[[ SUPPLIED ENTRIES open ]]
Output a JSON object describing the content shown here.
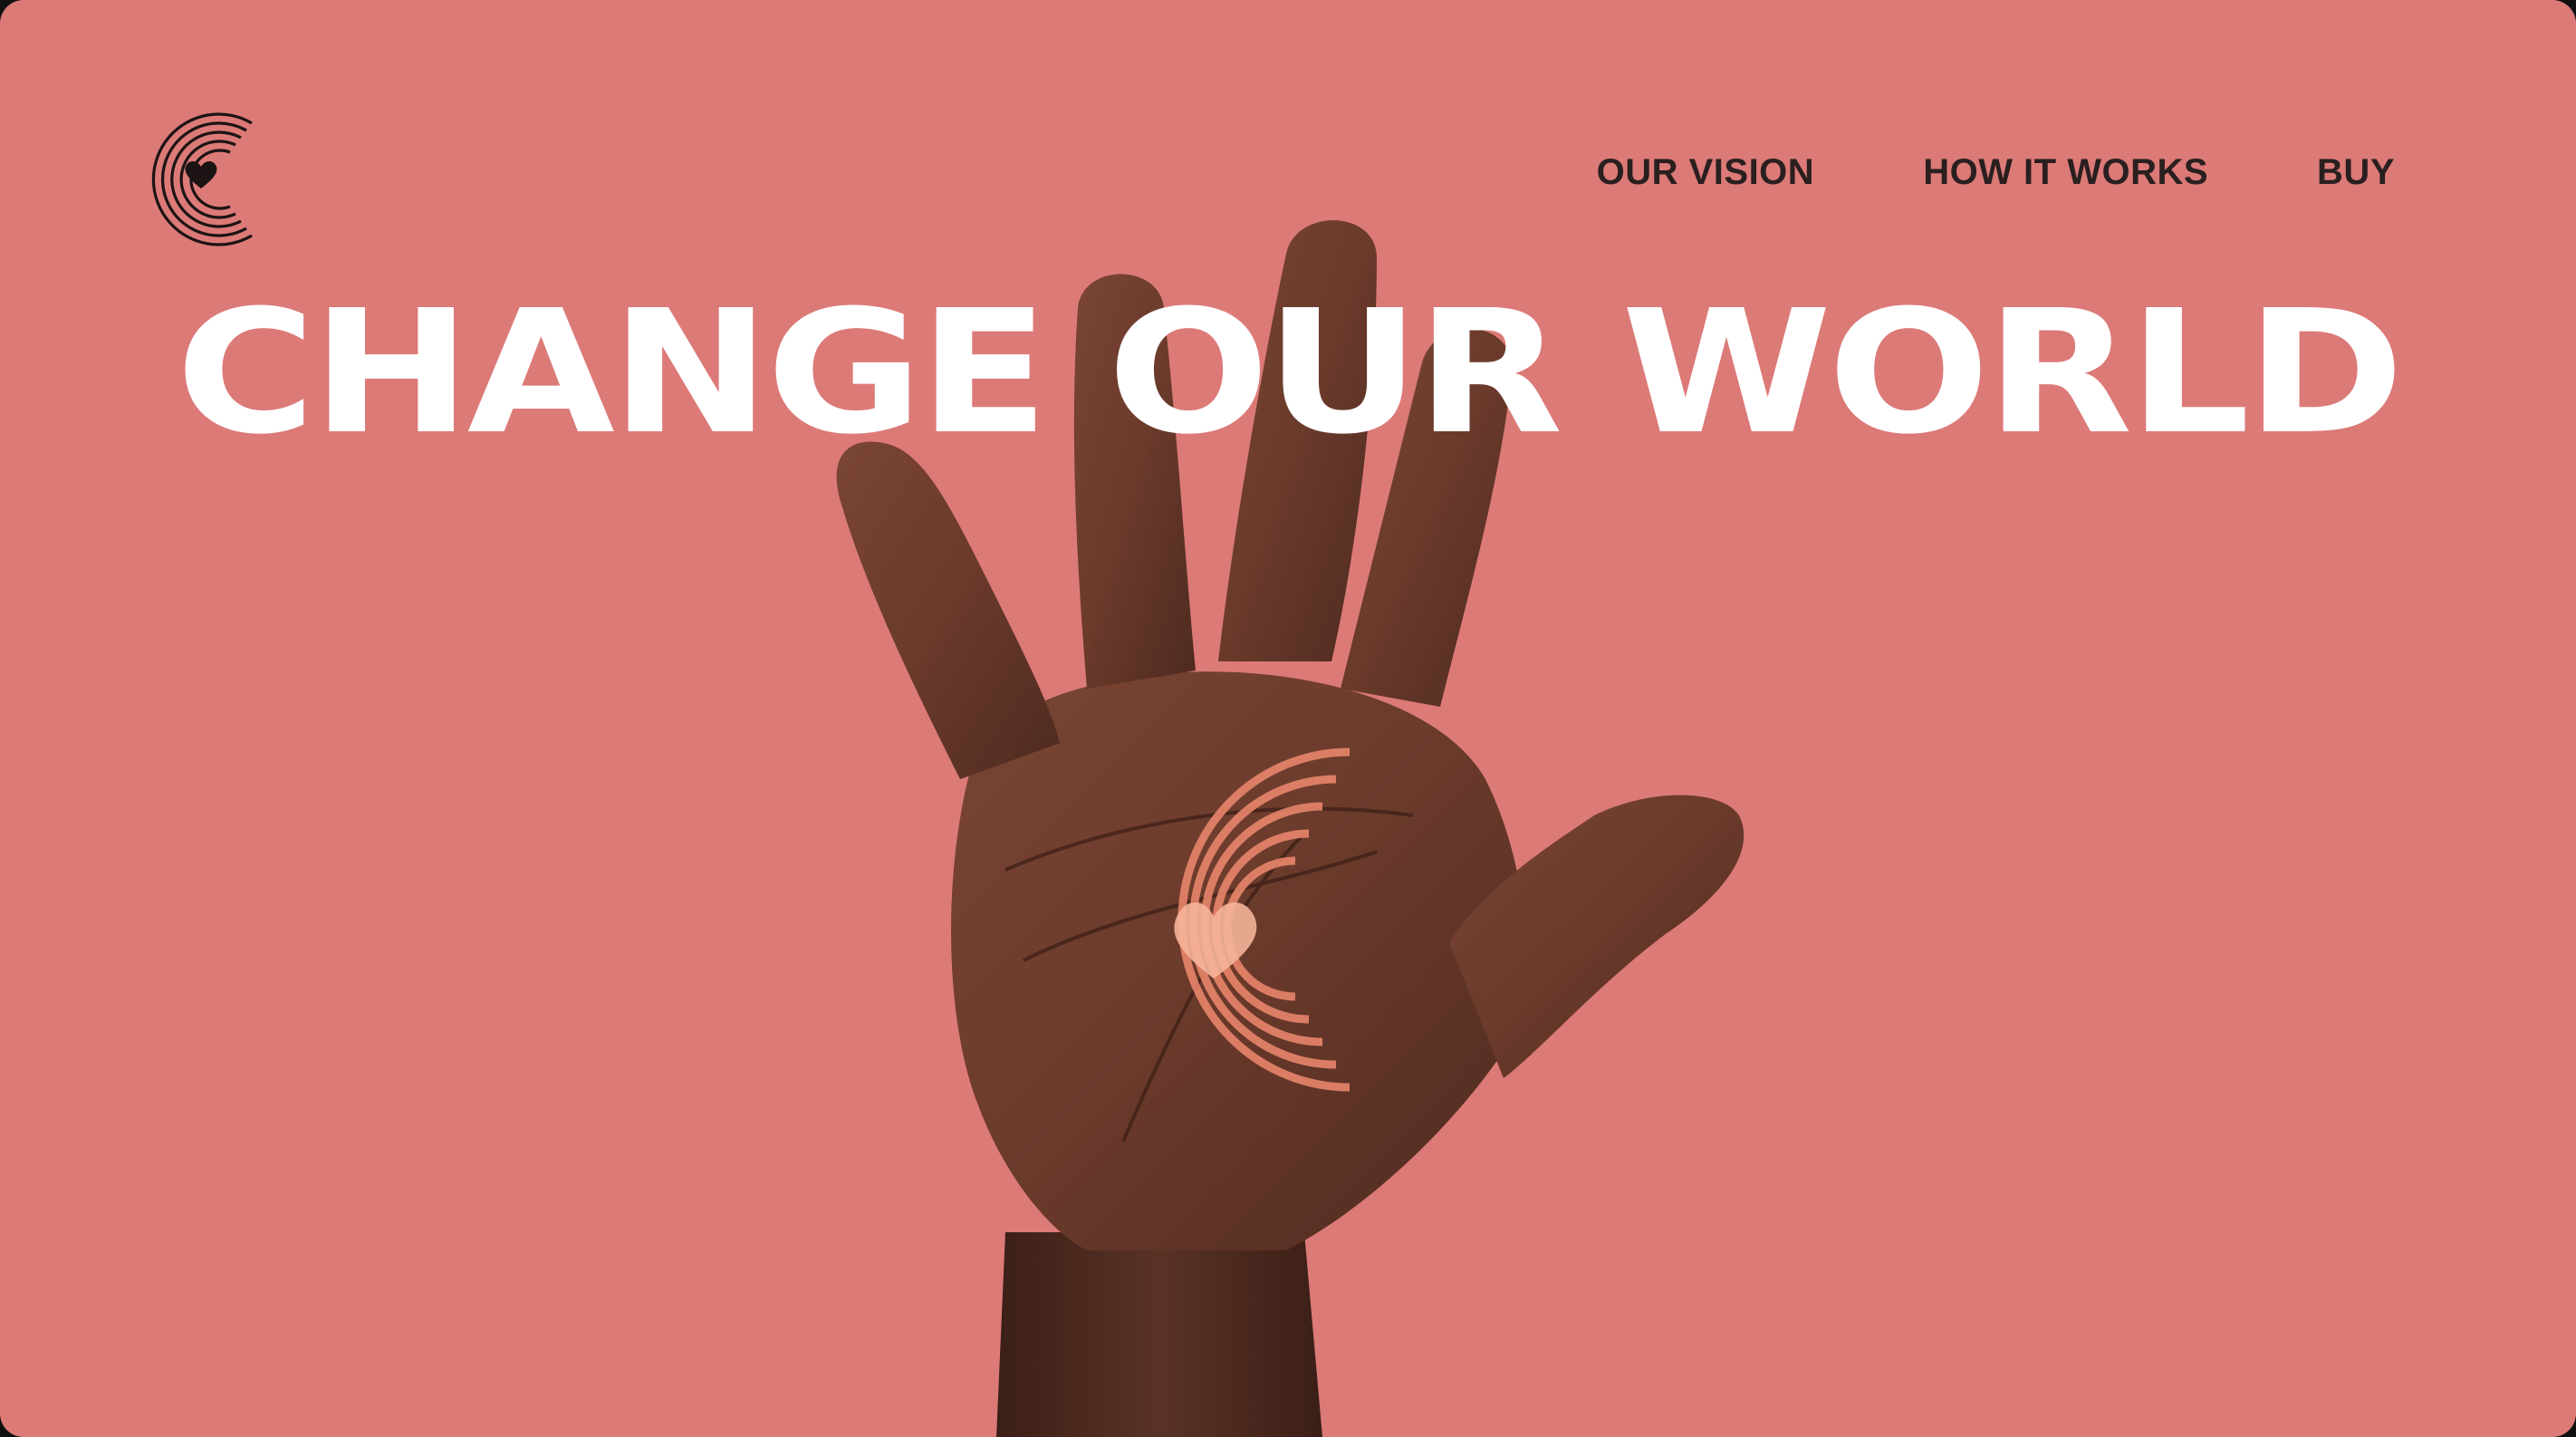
{
  "brand": {
    "logo_icon": "heart-rings-logo-icon"
  },
  "nav": {
    "items": [
      {
        "label": "OUR VISION"
      },
      {
        "label": "HOW IT WORKS"
      },
      {
        "label": "BUY"
      }
    ]
  },
  "hero": {
    "headline": "CHANGE OUR WORLD",
    "image": "raised-hand-with-heart-logo-on-palm"
  },
  "colors": {
    "background": "#dc7a78",
    "headline": "#ffffff",
    "nav_text": "#2a1f1f",
    "skin": "#6b3b2c"
  }
}
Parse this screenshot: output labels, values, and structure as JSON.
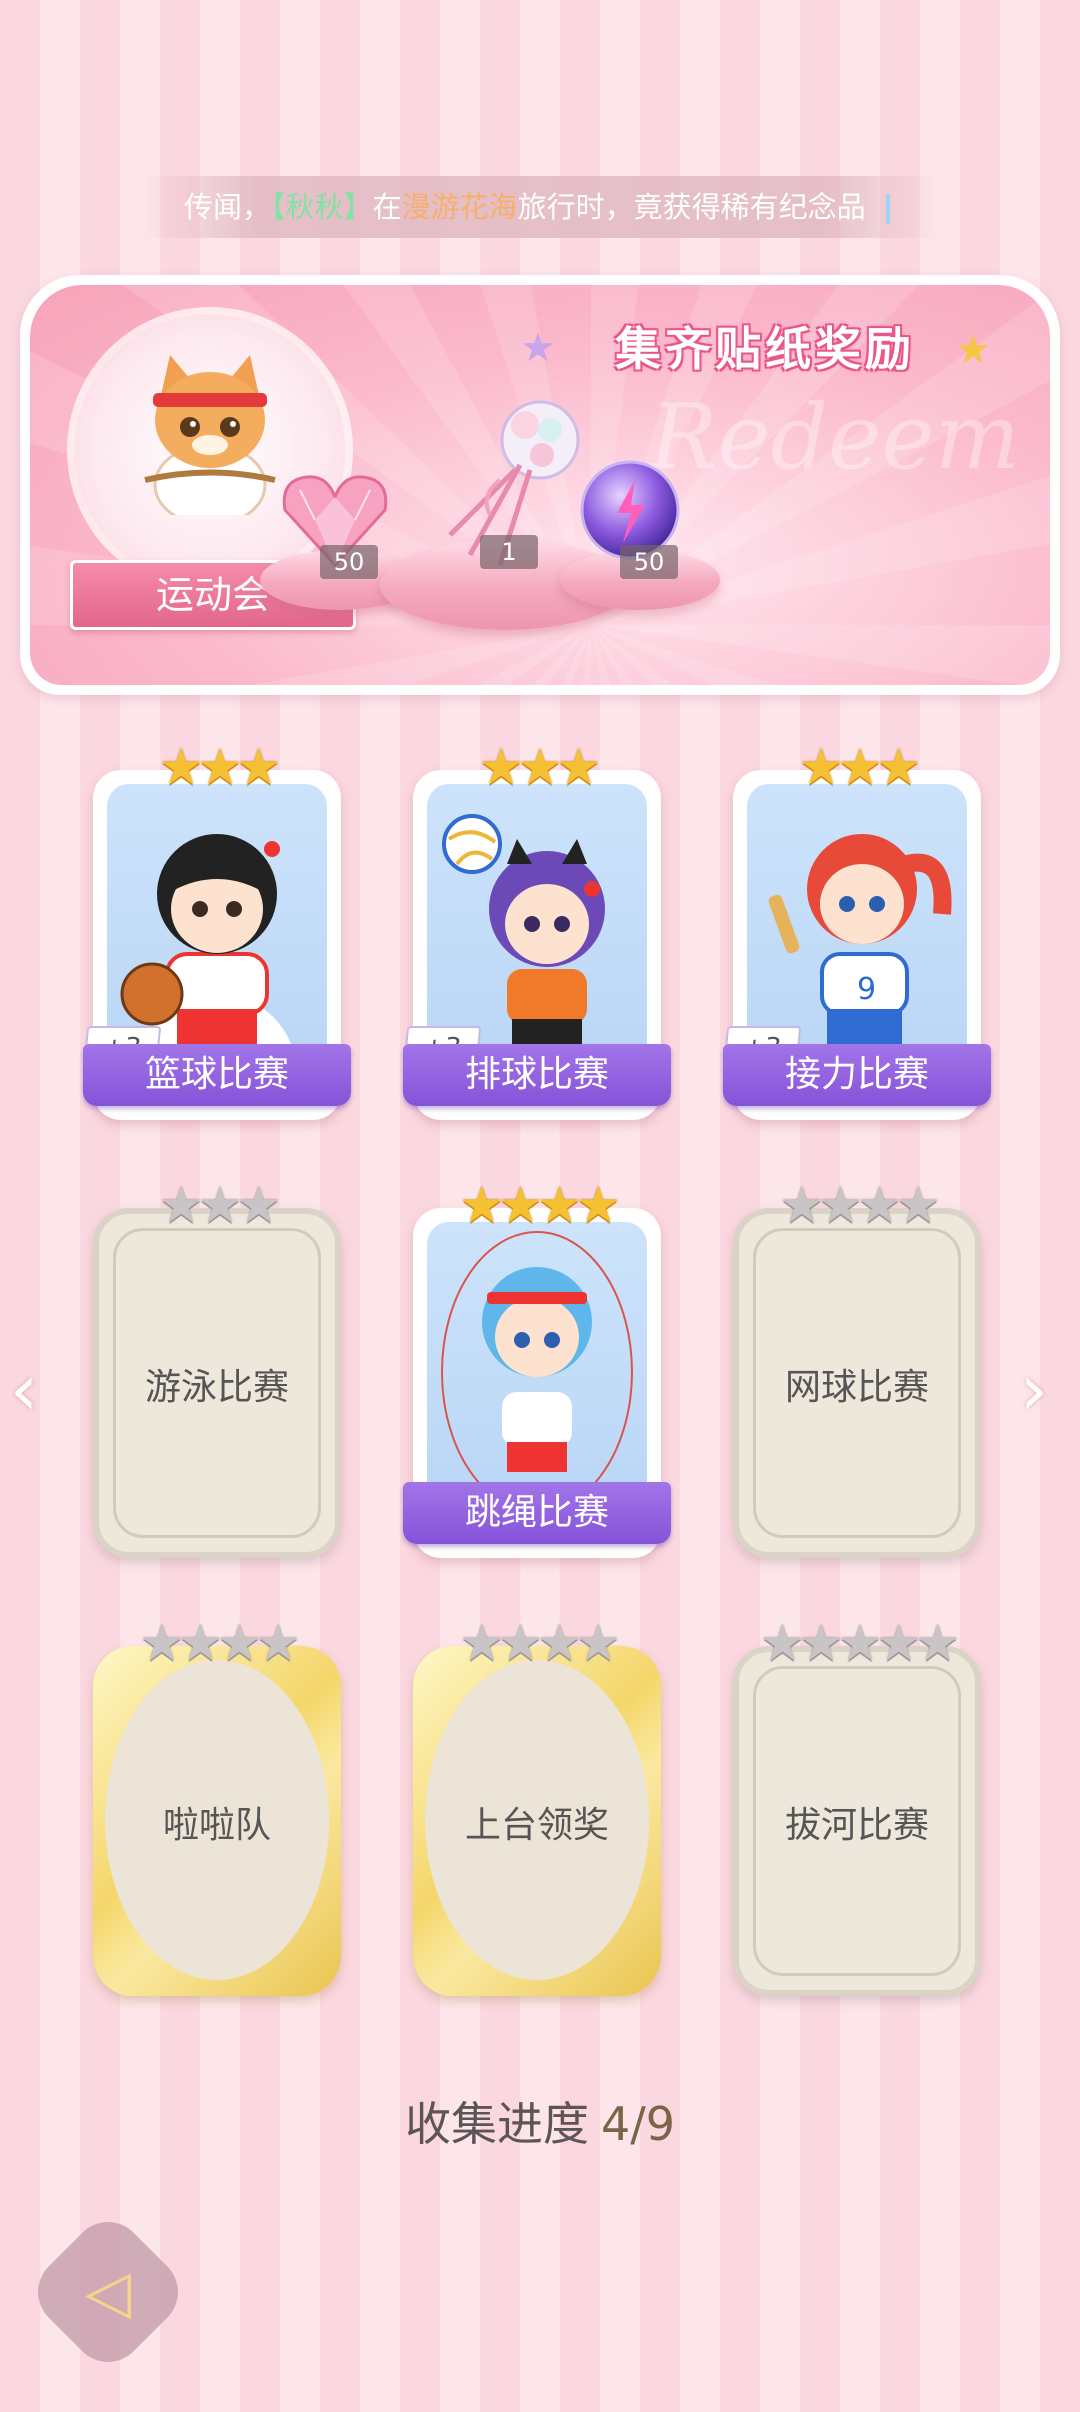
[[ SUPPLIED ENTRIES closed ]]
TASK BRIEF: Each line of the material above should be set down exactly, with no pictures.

SOLUTION:
Output a JSON object describing the content shown here.
{
  "brand": {
    "logo_icon": "heart-rings-logo-icon"
  },
  "nav": {
    "items": [
      {
        "label": "OUR VISION"
      },
      {
        "label": "HOW IT WORKS"
      },
      {
        "label": "BUY"
      }
    ]
  },
  "hero": {
    "headline": "CHANGE OUR WORLD",
    "image": "raised-hand-with-heart-logo-on-palm"
  },
  "colors": {
    "background": "#dc7a78",
    "headline": "#ffffff",
    "nav_text": "#2a1f1f",
    "skin": "#6b3b2c"
  }
}
Parse this screenshot: output labels, values, and structure as JSON.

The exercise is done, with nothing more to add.